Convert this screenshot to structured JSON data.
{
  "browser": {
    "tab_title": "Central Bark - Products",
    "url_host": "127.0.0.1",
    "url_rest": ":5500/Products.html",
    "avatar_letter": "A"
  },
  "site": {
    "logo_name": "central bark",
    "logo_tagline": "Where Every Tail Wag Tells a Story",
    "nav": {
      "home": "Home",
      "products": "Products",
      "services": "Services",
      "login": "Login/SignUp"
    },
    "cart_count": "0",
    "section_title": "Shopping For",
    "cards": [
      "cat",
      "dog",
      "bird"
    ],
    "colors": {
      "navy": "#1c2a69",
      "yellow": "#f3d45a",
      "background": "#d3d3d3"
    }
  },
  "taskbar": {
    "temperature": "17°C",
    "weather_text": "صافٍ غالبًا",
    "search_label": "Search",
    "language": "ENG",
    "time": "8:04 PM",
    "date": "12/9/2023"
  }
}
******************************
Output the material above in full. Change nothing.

_ANSWER FOR THE TASK_
Convert this screenshot to structured JSON data.
{
  "browser": {
    "tab_title": "Central Bark - Products",
    "url_host": "127.0.0.1",
    "url_rest": ":5500/Products.html",
    "avatar_letter": "A"
  },
  "site": {
    "logo_name": "central bark",
    "logo_tagline": "Where Every Tail Wag Tells a Story",
    "nav": {
      "home": "Home",
      "products": "Products",
      "services": "Services",
      "login": "Login/SignUp"
    },
    "cart_count": "0",
    "section_title": "Shopping For",
    "cards": [
      "cat",
      "dog",
      "bird"
    ],
    "colors": {
      "navy": "#1c2a69",
      "yellow": "#f3d45a",
      "background": "#d3d3d3"
    }
  },
  "taskbar": {
    "temperature": "17°C",
    "weather_text": "صافٍ غالبًا",
    "search_label": "Search",
    "language": "ENG",
    "time": "8:04 PM",
    "date": "12/9/2023"
  }
}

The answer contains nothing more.